--- Input data ---

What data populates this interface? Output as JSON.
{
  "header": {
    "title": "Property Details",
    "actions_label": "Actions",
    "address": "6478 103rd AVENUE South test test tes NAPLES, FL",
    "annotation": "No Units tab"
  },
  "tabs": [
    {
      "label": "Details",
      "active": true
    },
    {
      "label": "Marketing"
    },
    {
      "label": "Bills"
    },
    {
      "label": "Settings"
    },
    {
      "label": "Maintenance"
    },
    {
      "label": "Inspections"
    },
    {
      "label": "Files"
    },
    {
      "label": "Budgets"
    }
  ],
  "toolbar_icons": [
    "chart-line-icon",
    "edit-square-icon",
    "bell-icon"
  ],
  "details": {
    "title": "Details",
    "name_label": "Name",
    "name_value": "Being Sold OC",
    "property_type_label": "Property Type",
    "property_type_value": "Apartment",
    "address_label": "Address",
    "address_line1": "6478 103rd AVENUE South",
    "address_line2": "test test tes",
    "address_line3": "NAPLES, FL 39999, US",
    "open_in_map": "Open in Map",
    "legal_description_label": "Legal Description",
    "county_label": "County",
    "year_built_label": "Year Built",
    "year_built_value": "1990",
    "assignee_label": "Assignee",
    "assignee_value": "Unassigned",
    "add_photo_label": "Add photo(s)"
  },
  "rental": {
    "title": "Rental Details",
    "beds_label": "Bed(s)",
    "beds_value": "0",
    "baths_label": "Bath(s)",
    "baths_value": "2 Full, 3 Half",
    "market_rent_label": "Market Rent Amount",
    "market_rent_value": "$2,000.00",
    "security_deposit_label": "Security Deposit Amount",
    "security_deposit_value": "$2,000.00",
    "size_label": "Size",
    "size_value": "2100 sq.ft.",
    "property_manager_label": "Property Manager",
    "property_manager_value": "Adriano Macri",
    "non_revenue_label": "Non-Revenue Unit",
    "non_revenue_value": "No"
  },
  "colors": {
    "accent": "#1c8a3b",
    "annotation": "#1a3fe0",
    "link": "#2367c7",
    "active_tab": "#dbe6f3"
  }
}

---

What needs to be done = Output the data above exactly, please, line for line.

Answer for this exercise =
What data populates this interface? Output as JSON.
{
  "header": {
    "title": "Property Details",
    "actions_label": "Actions",
    "address": "6478 103rd AVENUE South test test tes NAPLES, FL",
    "annotation": "No Units tab"
  },
  "tabs": [
    {
      "label": "Details",
      "active": true
    },
    {
      "label": "Marketing"
    },
    {
      "label": "Bills"
    },
    {
      "label": "Settings"
    },
    {
      "label": "Maintenance"
    },
    {
      "label": "Inspections"
    },
    {
      "label": "Files"
    },
    {
      "label": "Budgets"
    }
  ],
  "toolbar_icons": [
    "chart-line-icon",
    "edit-square-icon",
    "bell-icon"
  ],
  "details": {
    "title": "Details",
    "name_label": "Name",
    "name_value": "Being Sold OC",
    "property_type_label": "Property Type",
    "property_type_value": "Apartment",
    "address_label": "Address",
    "address_line1": "6478 103rd AVENUE South",
    "address_line2": "test test tes",
    "address_line3": "NAPLES, FL 39999, US",
    "open_in_map": "Open in Map",
    "legal_description_label": "Legal Description",
    "county_label": "County",
    "year_built_label": "Year Built",
    "year_built_value": "1990",
    "assignee_label": "Assignee",
    "assignee_value": "Unassigned",
    "add_photo_label": "Add photo(s)"
  },
  "rental": {
    "title": "Rental Details",
    "beds_label": "Bed(s)",
    "beds_value": "0",
    "baths_label": "Bath(s)",
    "baths_value": "2 Full, 3 Half",
    "market_rent_label": "Market Rent Amount",
    "market_rent_value": "$2,000.00",
    "security_deposit_label": "Security Deposit Amount",
    "security_deposit_value": "$2,000.00",
    "size_label": "Size",
    "size_value": "2100 sq.ft.",
    "property_manager_label": "Property Manager",
    "property_manager_value": "Adriano Macri",
    "non_revenue_label": "Non-Revenue Unit",
    "non_revenue_value": "No"
  },
  "colors": {
    "accent": "#1c8a3b",
    "annotation": "#1a3fe0",
    "link": "#2367c7",
    "active_tab": "#dbe6f3"
  }
}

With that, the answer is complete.